1. Tie hair back, wear googles and a lab coat which can button up
2. Fill a bowl with cold water
3. discard any leaves and flowers from the stem of the mature stinging nettle and fully submerge the stem in the bowl of water
4. Leave the stems to be soaked outside for at least a week
5. Once you remove the stems from the water, wash them in order to rid of any of the softened tissue then dry the remaining fibres with paper towels
6. Peel away the fibres from the central pith and discard the pith leaving only the peeled fibres
1. Make loops on both ends of the fibre so that one end can be attached the spring balance and the other on the loads hook
2. Hook the spring balance to the clamp of the retort stand and attach the fibre to the spring balance

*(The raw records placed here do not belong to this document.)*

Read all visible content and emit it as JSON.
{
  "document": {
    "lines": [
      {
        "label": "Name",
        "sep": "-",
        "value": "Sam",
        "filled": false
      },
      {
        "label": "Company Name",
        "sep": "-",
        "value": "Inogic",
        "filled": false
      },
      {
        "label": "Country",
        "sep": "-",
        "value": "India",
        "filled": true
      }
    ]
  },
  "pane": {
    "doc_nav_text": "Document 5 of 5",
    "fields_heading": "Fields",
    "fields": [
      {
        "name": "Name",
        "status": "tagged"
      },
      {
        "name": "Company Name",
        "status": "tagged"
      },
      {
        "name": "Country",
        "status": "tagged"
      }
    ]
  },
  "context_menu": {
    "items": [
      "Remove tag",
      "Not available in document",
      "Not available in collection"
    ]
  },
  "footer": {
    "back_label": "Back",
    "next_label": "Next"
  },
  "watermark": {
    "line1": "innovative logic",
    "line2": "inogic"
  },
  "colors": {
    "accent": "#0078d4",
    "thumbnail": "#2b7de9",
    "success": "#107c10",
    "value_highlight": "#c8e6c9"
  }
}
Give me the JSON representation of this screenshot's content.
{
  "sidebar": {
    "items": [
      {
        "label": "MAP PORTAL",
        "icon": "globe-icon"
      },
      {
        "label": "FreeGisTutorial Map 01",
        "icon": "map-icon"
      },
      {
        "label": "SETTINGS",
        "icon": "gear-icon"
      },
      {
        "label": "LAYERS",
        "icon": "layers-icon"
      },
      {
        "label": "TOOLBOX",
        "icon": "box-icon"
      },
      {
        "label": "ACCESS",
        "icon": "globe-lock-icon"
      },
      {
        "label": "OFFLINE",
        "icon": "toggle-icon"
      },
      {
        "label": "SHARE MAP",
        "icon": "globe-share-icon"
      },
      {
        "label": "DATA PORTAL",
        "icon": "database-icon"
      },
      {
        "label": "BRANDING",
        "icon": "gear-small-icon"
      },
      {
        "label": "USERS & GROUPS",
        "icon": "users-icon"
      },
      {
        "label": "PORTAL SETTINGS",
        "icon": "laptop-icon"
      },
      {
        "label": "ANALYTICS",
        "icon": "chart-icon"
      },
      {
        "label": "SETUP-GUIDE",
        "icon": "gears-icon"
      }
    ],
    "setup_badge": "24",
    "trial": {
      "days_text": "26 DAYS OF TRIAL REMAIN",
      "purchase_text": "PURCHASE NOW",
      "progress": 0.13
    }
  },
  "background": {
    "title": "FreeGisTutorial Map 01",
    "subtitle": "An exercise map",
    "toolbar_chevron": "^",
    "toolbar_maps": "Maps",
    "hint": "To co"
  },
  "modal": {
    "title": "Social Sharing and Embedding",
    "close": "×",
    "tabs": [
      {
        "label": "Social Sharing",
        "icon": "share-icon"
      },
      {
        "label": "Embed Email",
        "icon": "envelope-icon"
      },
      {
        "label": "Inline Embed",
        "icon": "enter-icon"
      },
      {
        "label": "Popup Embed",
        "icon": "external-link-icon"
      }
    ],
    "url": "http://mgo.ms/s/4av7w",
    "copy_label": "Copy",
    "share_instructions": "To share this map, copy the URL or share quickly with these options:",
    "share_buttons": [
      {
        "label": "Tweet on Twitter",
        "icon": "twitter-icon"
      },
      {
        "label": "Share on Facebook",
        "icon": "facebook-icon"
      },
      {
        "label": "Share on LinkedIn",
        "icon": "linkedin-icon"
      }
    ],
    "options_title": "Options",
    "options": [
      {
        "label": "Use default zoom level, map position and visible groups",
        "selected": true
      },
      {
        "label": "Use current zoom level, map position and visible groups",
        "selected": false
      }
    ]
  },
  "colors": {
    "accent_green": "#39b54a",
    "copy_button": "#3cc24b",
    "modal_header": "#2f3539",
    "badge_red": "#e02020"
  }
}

3. Slowly attach the loads hook to the other end of the fibre (making sure that it can withstand the weight)
4. Adjust the spring balance reading until it returns back to 0N
5. Put a piece of load with mass 2g on the hook
6. Keep adding load gradually until the fibre snaps. Record the Newtons at the point of breakage
7. Repeat step 1-6 using fibres from the same source 2 more times
8. Repeat step 1-7 using fibres from the other 3 sources
Plant fibres- (coir, fibres from stem of stinging nettle, fibres from flax plant, fibres from leaves of banana)
My independent variable, a range of different fibres to compare tensile strengths and see which one has the greatest. A wide range improves validity of experiment
to soak Stems in. easy to carry and move.
To measure out the water. Using a 100ml beaker as oppose to a beaker with no measurements so...